Dārdi album proves there is power in ancient Latvian folk songs

The post-folklore group Dārdi, an ensemble of eight musicians that offer both arrangements of Latvian folk songs as well as their own original songs, was formed in 2011, and released their first album – Stipri vārdi ­– in 2019. The title of the album, which means ‘Powerful words’, is meant to represent the strength that Latvians have found in their folk songs throughout the centuries, especially considering the often unhappy history of the Latvian people and nation. Through all the trials, Latvians kept singing and found strength and solace from their thousands of folk songs.

The word ‘powerful’ does not necessarily have to be interpreted as ‘loud’, or even ‘fast’, many of the songs on the album are actually quite reserved and quiet (though there are plenty of energetic and lively moments), especially considering that the group has eight musicians (of which seven are also vocalists). One example is the sparse arrangement of the song ‘Aiz Daugavas vara dārzi’, which is sung in an almost chanting way, underscored by a rhythmic cello performance.

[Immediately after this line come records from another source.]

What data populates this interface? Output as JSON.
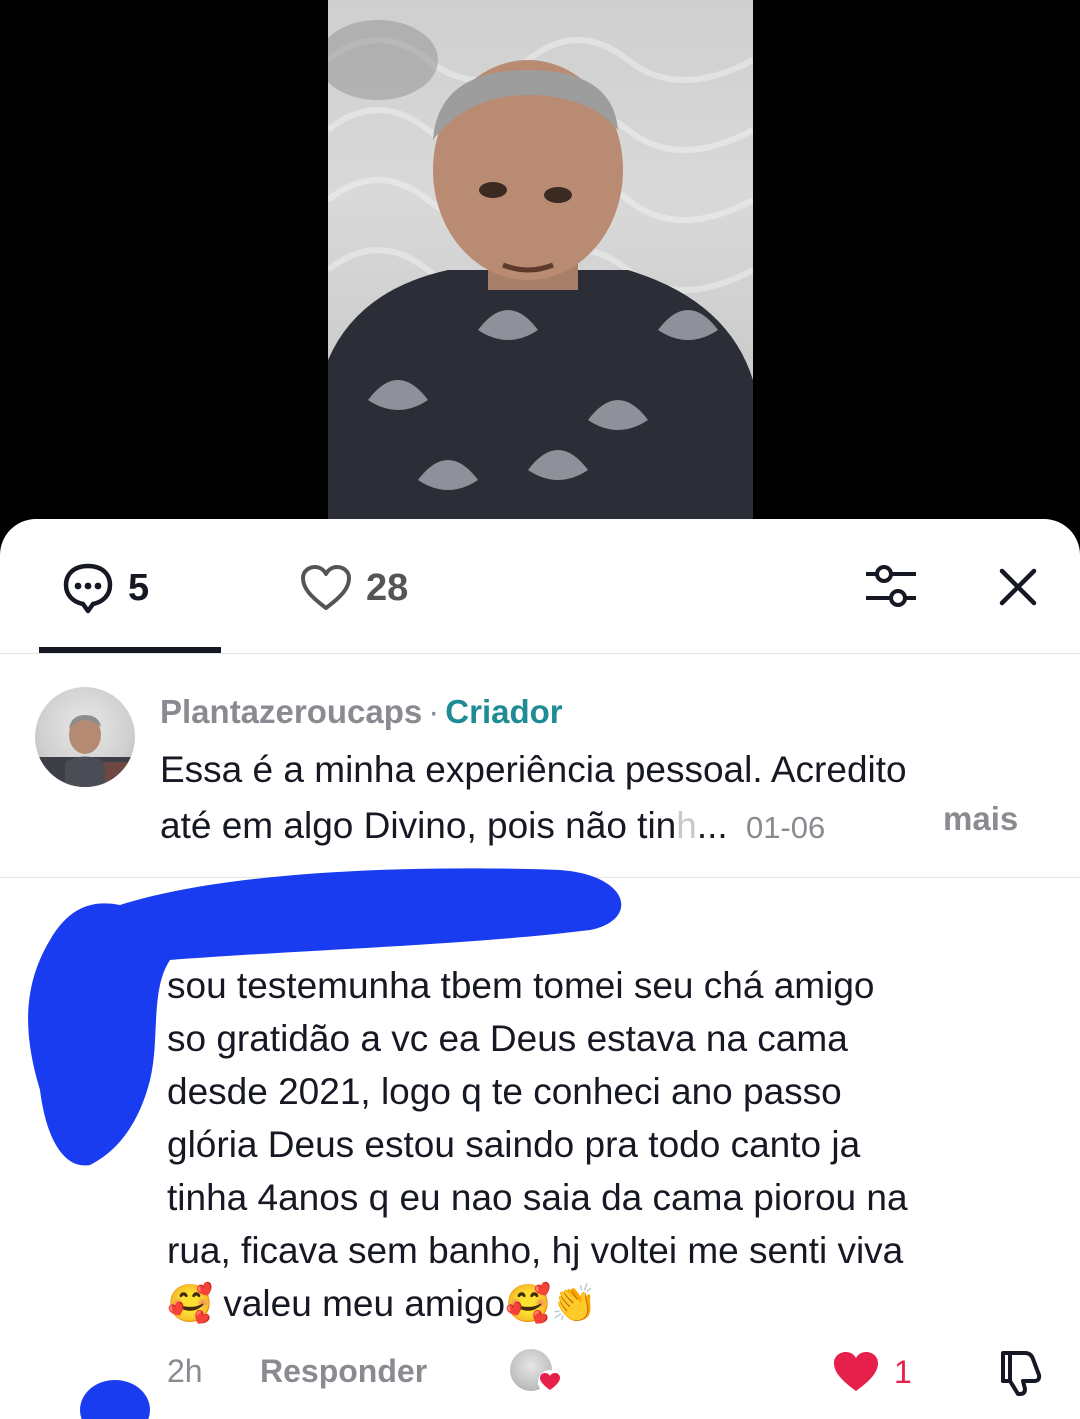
{
  "tabs": {
    "comments_count": "5",
    "likes_count": "28"
  },
  "comment1": {
    "username": "Plantazeroucaps",
    "dot": "·",
    "badge": "Criador",
    "text_line1": "Essa é a minha experiência pessoal. Acredito",
    "text_line2_start": "até em algo Divino, pois não tin",
    "text_line2_fade": "h",
    "ellipsis": "...",
    "date": "01-06",
    "more": "mais"
  },
  "comment2": {
    "lines": [
      "sou testemunha tbem tomei seu chá amigo",
      "so gratidão a vc ea Deus estava na cama",
      "desde 2021, logo q te conheci ano passo",
      "glória Deus estou saindo pra todo canto ja",
      "tinha 4anos q eu nao saia da cama piorou na",
      "rua, ficava sem banho, hj voltei me senti viva"
    ],
    "last_line_emoji1": "🥰",
    "last_line_text": " valeu meu amigo",
    "last_line_emoji2": "🥰👏",
    "time": "2h",
    "reply": "Responder",
    "like_count": "1"
  },
  "icons": {
    "comment": "comment-bubble-icon",
    "like": "heart-outline-icon",
    "filter": "sliders-icon",
    "close": "close-icon",
    "liked": "heart-filled-icon",
    "dislike": "thumbs-down-icon"
  },
  "colors": {
    "creator_badge": "#1f8b94",
    "like_red": "#e6204b",
    "redaction_blue": "#1a3cf0"
  }
}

The Latvian kokle is used to great effect in Dārdi’s performance of the song ‘Rāmi, rāmi’ (or ‘Calmly, calmly’). The repeated word ‘rāmi’ gives this interpretation a meditative atmosphere, as if repeating a mantra.

The percussive ‘Lai bij’ vārdi’, with its rhythmic, precise sound, combines vocal harmonies and percussion to create a hypnotic performance, almost like a song of conjuring. Many of the songs have elements from Latvian pagan mythology, such as ‘Sajāja bramaņi’, a song about a pagan priest ritual. The priests hang swords from a tree, perhaps as a request for a blessing.

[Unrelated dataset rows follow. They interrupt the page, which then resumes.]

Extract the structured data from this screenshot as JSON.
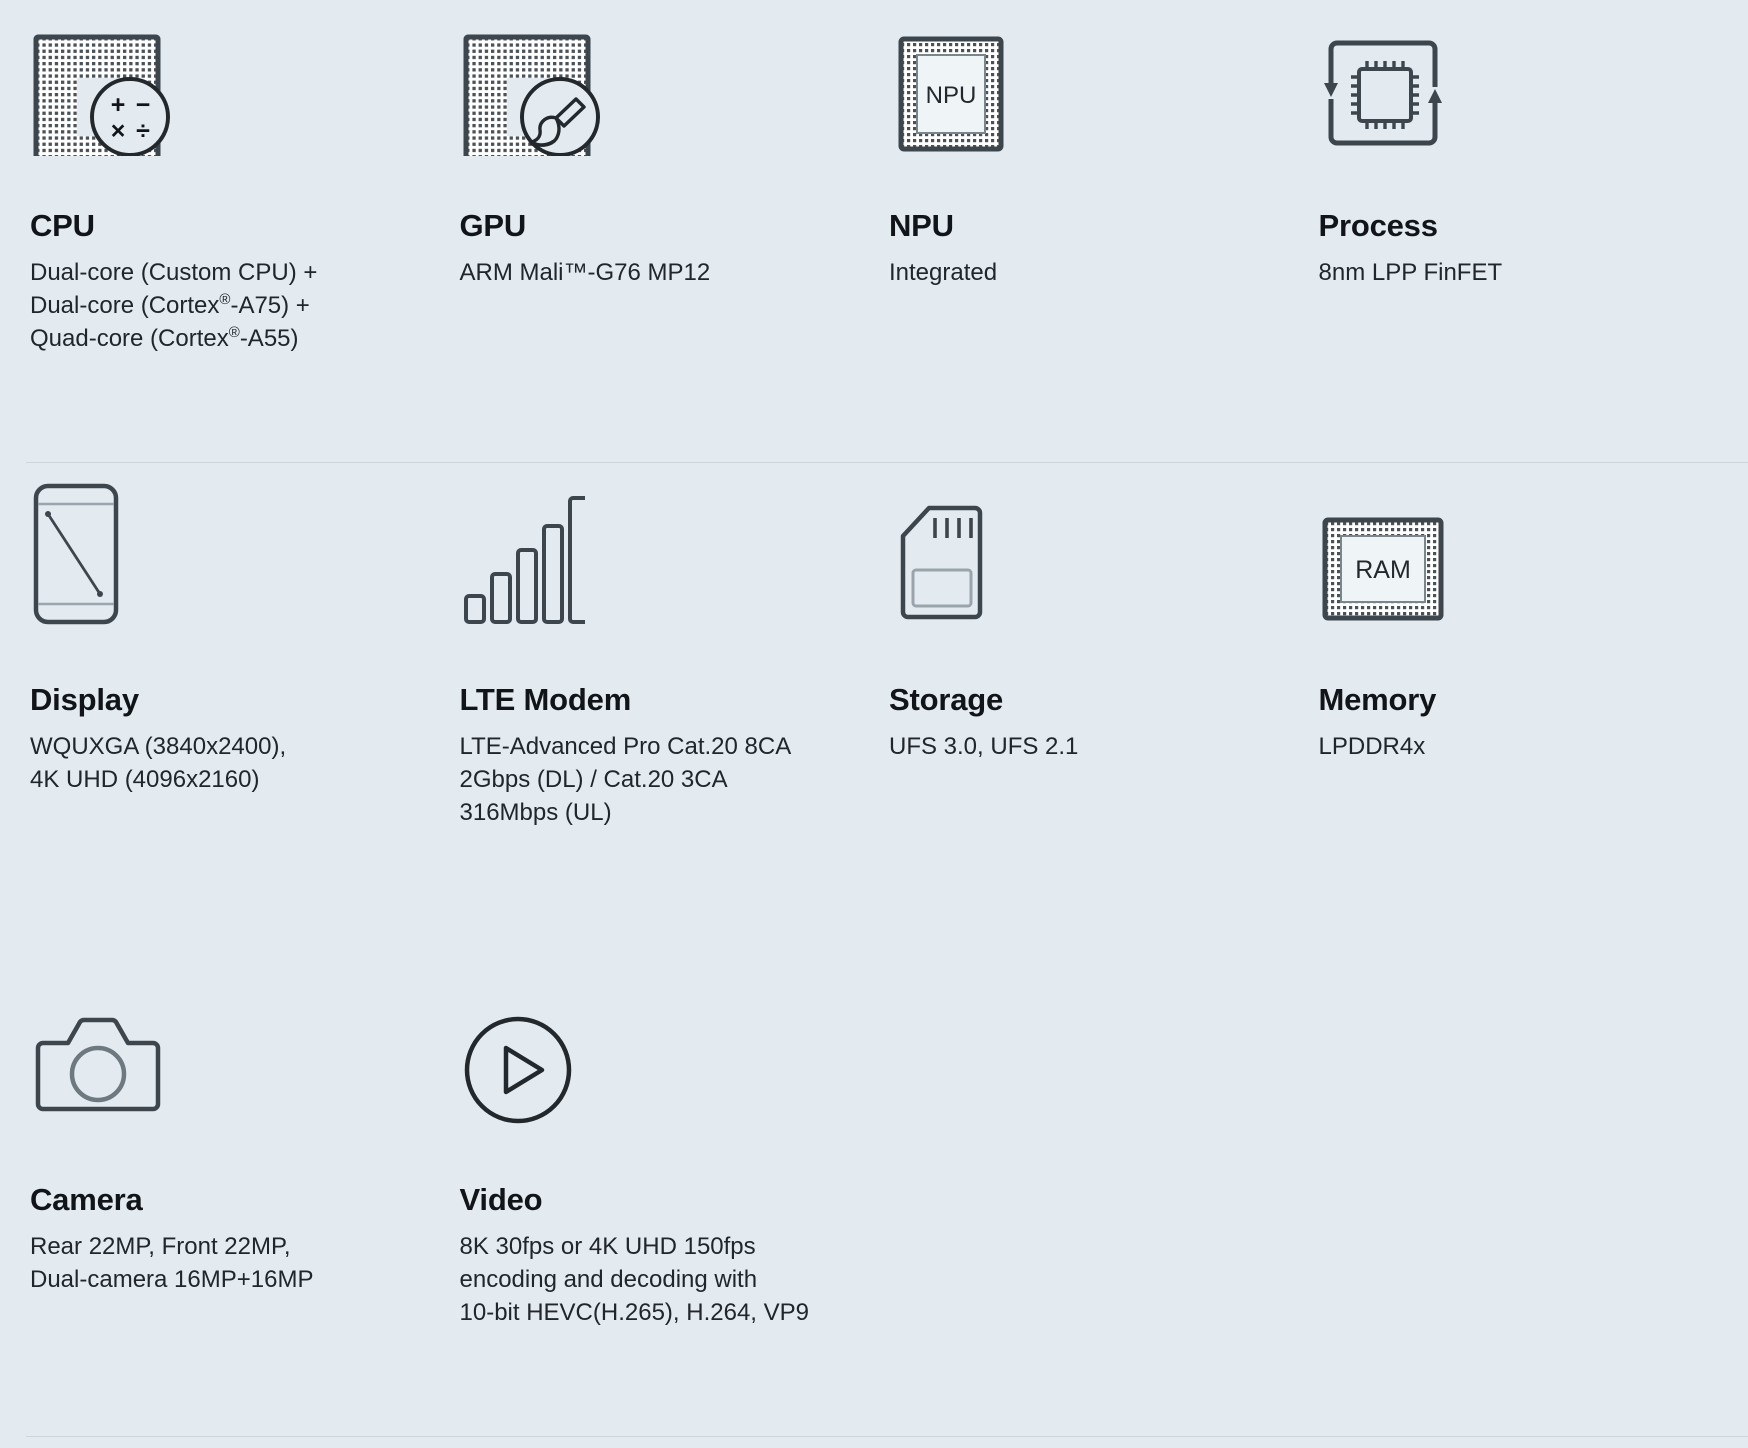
{
  "page": {
    "background_color": "#e3ebf1",
    "divider_color": "#cdd6dc",
    "text_color": "#20262b",
    "heading_color": "#111418",
    "icon_color": "#3e464d"
  },
  "rows": [
    {
      "cells": [
        {
          "icon": "cpu-chip-calculator-icon",
          "title": "CPU",
          "desc_lines": [
            "Dual-core (Custom CPU) +",
            "Dual-core (Cortex®-A75) +",
            "Quad-core (Cortex®-A55)"
          ],
          "desc": "Dual-core (Custom CPU) +\nDual-core (Cortex®-A75) +\nQuad-core (Cortex®-A55)"
        },
        {
          "icon": "gpu-chip-brush-icon",
          "title": "GPU",
          "desc_lines": [
            "ARM Mali™-G76 MP12"
          ],
          "desc": "ARM Mali™-G76 MP12"
        },
        {
          "icon": "npu-chip-icon",
          "icon_label": "NPU",
          "title": "NPU",
          "desc_lines": [
            "Integrated"
          ],
          "desc": "Integrated"
        },
        {
          "icon": "process-cycle-chip-icon",
          "title": "Process",
          "desc_lines": [
            "8nm LPP FinFET"
          ],
          "desc": "8nm LPP FinFET"
        }
      ]
    },
    {
      "cells": [
        {
          "icon": "display-phone-diagonal-icon",
          "title": "Display",
          "desc_lines": [
            "WQUXGA (3840x2400),",
            "4K UHD (4096x2160)"
          ],
          "desc": "WQUXGA (3840x2400),\n4K UHD (4096x2160)"
        },
        {
          "icon": "signal-bars-icon",
          "title": "LTE Modem",
          "desc_lines": [
            "LTE-Advanced Pro Cat.20 8CA",
            "2Gbps (DL) / Cat.20 3CA",
            "316Mbps (UL)"
          ],
          "desc": "LTE-Advanced Pro Cat.20 8CA\n2Gbps (DL) / Cat.20 3CA\n316Mbps (UL)"
        },
        {
          "icon": "sd-card-icon",
          "title": "Storage",
          "desc_lines": [
            "UFS 3.0, UFS 2.1"
          ],
          "desc": "UFS 3.0, UFS 2.1"
        },
        {
          "icon": "ram-chip-icon",
          "icon_label": "RAM",
          "title": "Memory",
          "desc_lines": [
            "LPDDR4x"
          ],
          "desc": "LPDDR4x"
        }
      ]
    },
    {
      "cells": [
        {
          "icon": "camera-icon",
          "title": "Camera",
          "desc_lines": [
            "Rear 22MP, Front 22MP,",
            "Dual-camera 16MP+16MP"
          ],
          "desc": "Rear 22MP, Front 22MP,\nDual-camera 16MP+16MP"
        },
        {
          "icon": "video-play-circle-icon",
          "title": "Video",
          "desc_lines": [
            "8K 30fps or 4K UHD 150fps",
            "encoding and decoding with",
            "10-bit HEVC(H.265), H.264, VP9"
          ],
          "desc": "8K 30fps or 4K UHD 150fps\nencoding and decoding with\n10-bit HEVC(H.265), H.264, VP9"
        }
      ]
    }
  ]
}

The group also perform their own songs, inspired both by Latvian folklore, as well as world cultures. The song ‘Austošās saules dziesma’, with words by band member Aisma Valtera, uses a Native American text as its refrain. The song, which is about finding strength in the rising sun, reveals a deep spirituality and oneness with nature.

The album concludes with the appropriately dreamy ‘Šūpuļdziesma cilvēkam’, another original song with words by Valtera. The lullaby, with its delicate accompaniment of kokle and cello, provides for a lovely conclusion to this collection of songs of strength.

Stipri vārdi by Dārdi proves that there is still much power in ancient Latvian folk songs, power that flows through the songs and their words to the people of Latvia. Though the arrangements are at times sparse and the performances reserved, this brings the words of the folk songs to the forefront, revealing the strength and power behind them.

For more information, please visit the Dārdi Facebook page

Stipri vārdi


Lauska CD091, 2019

Track listing:

  1. Aiz Daugavas vara dārzi
  2. Lai bij’ vārdi
  3. Gauži raud saulīte
  4. Rāmi, rāmi
  5. Aiz upītes sētiņā
  6. Dziedati, meitas
  7. Sajāj tautas, sarīb zeme
  8. Tautumeita purvu brida
  9. Tumsā gāju vakarā
  10. Sajāja bramaņi
  11. Divi dienas mežā gāju
  12. Austošās saules dziesma
  13. Šūpuļdziesma cilvēkam

Egils Kaljo is an American-born Latvian from the New York area . Kaljo began listening to Latvian music as soon as he was able to put a record on a record player, and still has old Bellacord 78 rpm records lying around somewhere.

Leave a Reply

Your email address will not be published. Required fields are marked *